response, claiming ineffective assistance of counsel based on his counsel’s
representation of him during the trial and at sentencing. The government opposes
the appeal, acknowledging Mr. Slinkard’s counsel correctly concluded no
nonfrivolous issues exist for the purpose of contesting his sentences and arguing
Mr. Slinkard’s response based on ineffective assistance of counsel should be
dismissed and asserted in a collateral proceeding rather than on direct appeal.
II. Discussion
As required by Anders, we have conducted a full examination of the record
before us. See 386 U.S. at 744. We decline to review Mr. Slinkard’s ineffective
assistance of counsel claim on which he challenges his convictions as we have
long held such claims should be brought in collateral proceedings and not on
direct appeal. See United States v. Calderon, 428 F.3d 928, 931 (10th Cir. 2005).

Not only is his ineffective assistance claim inadequately developed in this appeal,
but such a claim should be presented to the district court in a collateral
proceeding for the benefit of its views on the matter. See United States v.
Delacruz-Soto, 414 F.3d 1158, 1168 (10th Cir. 2005).
Turning to Mr. Slinkard’s sentences, we review them for reasonableness as
guided by the factors in 18 U.S.C. § 3553(a). See United States v. Kristl, 437
F.3d 1050, 1053-55 (10th Cir. 2006) (per curiam). Having made such a review,
we find no nonfrivolous basis for challenging the sentences imposed. The record
supports the district court’s calculation of his advisory Guidelines range, and
because Mr. Slinkard’s sentences are within that range, they are entitled to a
rebuttable presumption of reasonableness. See id. Mr. Slinkard has failed to
rebut this presumption with any nonfrivolous reason warranting lower sentences,
including the requisite showing that his sentences are substantively unreasonable.
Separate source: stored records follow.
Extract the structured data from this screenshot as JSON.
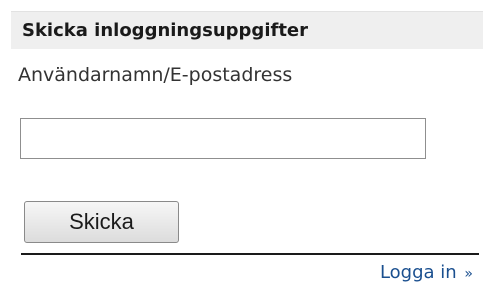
{
  "panel": {
    "title": "Skicka inloggningsuppgifter"
  },
  "form": {
    "field_label": "Användarnamn/E-postadress",
    "input_value": "",
    "submit_label": "Skicka"
  },
  "footer": {
    "login_link_label": "Logga in",
    "login_link_arrow": "»"
  },
  "colors": {
    "header_background": "#efefef",
    "link": "#1a4f8f",
    "divider": "#1a1a1a"
  }
}
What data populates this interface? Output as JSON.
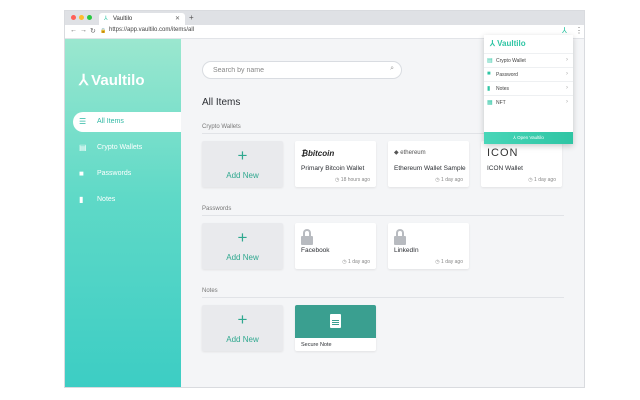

III. Conclusion
For these reasons, we GRANT counsel’s motion to withdraw and
DISMISS this appeal.
Entered by the Court:
United States Circuit Judge